Navig8, Doosan Fuel Cell to develop fuel cells for ships

South Korean fuel cell developer Doosan Fuel Cell has signed a Memorandum of Understanding with Singaporean shipper Navig8 to develop fuel cells for ships.

The move comes as the shipping sector embarks on a path to decarbonize in line with the ever more stringent regulations on greenhouse gas emissions.

Under the cooperation plan, Doosan FuelCell will mount a solid oxide fuel cell (SOFC) currently under development on a 50,000-ton petrochemical product carrier owned by Navig8.

Once installed, the duo will conduct a demonstration test to prove the viability of the fuel cells as a propulsion power and power source for the ship.
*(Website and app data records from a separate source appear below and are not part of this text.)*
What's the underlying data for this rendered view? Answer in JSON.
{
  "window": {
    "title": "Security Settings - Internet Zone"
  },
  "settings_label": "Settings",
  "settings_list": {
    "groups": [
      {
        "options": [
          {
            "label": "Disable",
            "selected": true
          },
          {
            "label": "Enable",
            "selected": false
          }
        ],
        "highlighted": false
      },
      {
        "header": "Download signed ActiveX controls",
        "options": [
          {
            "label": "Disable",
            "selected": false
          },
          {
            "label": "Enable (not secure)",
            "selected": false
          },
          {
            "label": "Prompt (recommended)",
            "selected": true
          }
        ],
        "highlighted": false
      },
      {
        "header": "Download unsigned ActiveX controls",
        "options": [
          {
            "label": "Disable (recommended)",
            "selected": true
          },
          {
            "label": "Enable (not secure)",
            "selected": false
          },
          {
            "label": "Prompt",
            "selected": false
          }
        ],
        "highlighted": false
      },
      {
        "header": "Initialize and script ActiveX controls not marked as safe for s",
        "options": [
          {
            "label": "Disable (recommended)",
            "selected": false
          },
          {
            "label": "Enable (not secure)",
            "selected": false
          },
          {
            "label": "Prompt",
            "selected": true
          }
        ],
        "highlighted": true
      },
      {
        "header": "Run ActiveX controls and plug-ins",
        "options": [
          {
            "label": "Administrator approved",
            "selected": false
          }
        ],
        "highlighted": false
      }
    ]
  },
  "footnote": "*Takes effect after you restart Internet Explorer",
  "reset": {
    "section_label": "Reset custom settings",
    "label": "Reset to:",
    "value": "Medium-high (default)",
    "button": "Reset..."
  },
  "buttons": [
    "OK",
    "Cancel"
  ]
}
“While no specific vessel has been targeted to pilot at this stage, LNG fuel is likely to be the fuel of choice in the first phase of development, with next phase developments incorporating ammonia and hydrogen as fuels,” Navig8 said.

The SOFC system is a device for electrochemical conversion that generates electricity by oxidizing fuel.

Doosan Fuel Cells are at an advanced stage of feasibility studies, and the aim is to progress towards a prototype.

 The fuel cell company added that Navig8 would be in charge of various technical support activities for the actual application of the technology as well as ship design review in cooperation with related organizations such as the Korean Register of Shipping.

“Navig8 will bring to the venture a global shipping network, access to maritime and financial markets, as well as considerable technical experience and contacts, having supervised the construction of 116 Newbuild tankers over the last 7 years at a wide range of yards,” Navig8 said in a release.

According to Yoo Su-Kyung, CEO of Doosan Fuel Cell, the MoU will pave the way for the acceleration of the commercialization of fuel cell technology in the shipping industry providing a good alternative to the sector to meet its environmental objectives.

Navig8 owns, operates or manages a fleet in excess of 150 oil and chemical tankers, and is the world’s largest independently owned tanker pool operator.